Nurse Sandra Lindsay receives the second dose of a Pfizer coronavirus disease (COVID-19) vaccine, at Long Island Jewish Medical Center in the Queens borough of New York City, US, January 4, 2021. [Photo/Agencies]

NEW YORK – Four of five New York City borough presidents called for greater clarity and urgency on the vaccination process currently managed by the New York State, saying the pace to date is “insufficient,” New York Daily News reported on Thursday.

Amid confusion over who’s eligible to get a vaccine, a color-coded system has been proposed to let New Yorkers know when they’ll be eligible to get a vaccine, said the News portal.

A “red” group consisting of frontline workers and others “with the highest level of need” would continue to get vaccinated first. They’d be followed by a “yellow” group consisting of people in ZIP codes “most impacted by the virus” and people with health conditions that make them especially vulnerable, among others. Everyone else would go in a “green” group.

The borough presidents also want a map where New Yorkers can find vaccination sites near them, along with a hotline to set up appointments. The city is currently offering vaccination appointments to eligible groups online, and a map and hotline are in the works, according to Mayor Bill de Blasio’s spokesman Bill Neidhardt.

“We must not waste the precious resource of vaccines, but we need a plan that provides clarity and transparency to help us get through this crisis,” Brooklyn Borough President (BP) Eric Adams, Manhattan BP Gale Brewer, Staten Island BP James Oddo and Queens BP Donovan Richards wrote to the city and state health commissioners.

“As to the proposal on groups, we agree with these city leaders that the current set-up from the state is not moving fast enough,” Neidhardt stated. “The Borough Presidents and Mayor agree: New York City should have the freedom to vaccinate more people right now.”

Meanwhile on Wednesday, as the number of eligible New Yorkers continued to expand, de Blasio announced that the city will open 12 additional COVID-19 vaccine hubs across the five boroughs. The first two 24/7 mass vaccination sites will open this Sunday at Bathgate in the Bronx and Brooklyn Army Terminal in Brooklyn.

“From our 24/7 mass vaccination sites, to the Vaccine Command Center, we are building the infrastructure we need to vaccinate the highest number of high-risk New Yorkers,” he said.

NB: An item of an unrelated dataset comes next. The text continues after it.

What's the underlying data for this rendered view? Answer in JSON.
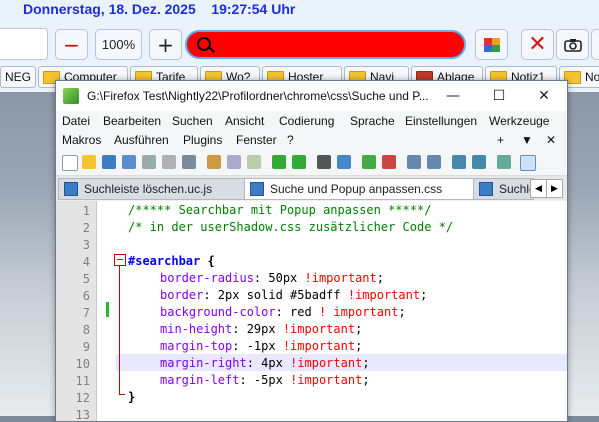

“We’re off to a good start, but with the freedom to vaccinate more New Yorkers and the supplies to get there, we could go even further,” added the mayor.

New York State on Thursday clarified that healthcare workers on the front lines should be the priority group, classified as “1A” in its distribution plan to receive COVID-19 vaccination, according to an official statement.

New York City has 917,000 eligible healthcare workers in 1A and has only administered 144,000 vaccines. Many more healthcare workers are anxiously awaiting the vaccine. The city has received 304,000 dosages beginning in December through last week and administered less than 50 percent, according to the statement.

Once those healthcare workers who want to accept a vaccine are afforded the opportunity, vaccinations go to the “1B” category which includes essential workers including police, firefighters and 75-plus year old New Yorkers who have the highest death rate from COVID-19, according to the statement.

The 1B category includes approximately 3 million people statewide and the state will utilize a variety of non-governmental agencies to administer those vaccines including pharmacies, private doctor networks, and community groups serving underserved communities, it said.

As of Thursday afternoon, the coronavirus deaths added up to 25,416 and confirmed cases to 460,520 in NYC, according to The City, a project that tracks the spread of confirmed COVID-19 infections and fatalities in New York City, based on information provided by the New York City Department of Health and Mental Hygiene, the governor’s office, The COVID Tracking Project and the Center for Systems Science and Engineering at Johns Hopkins University.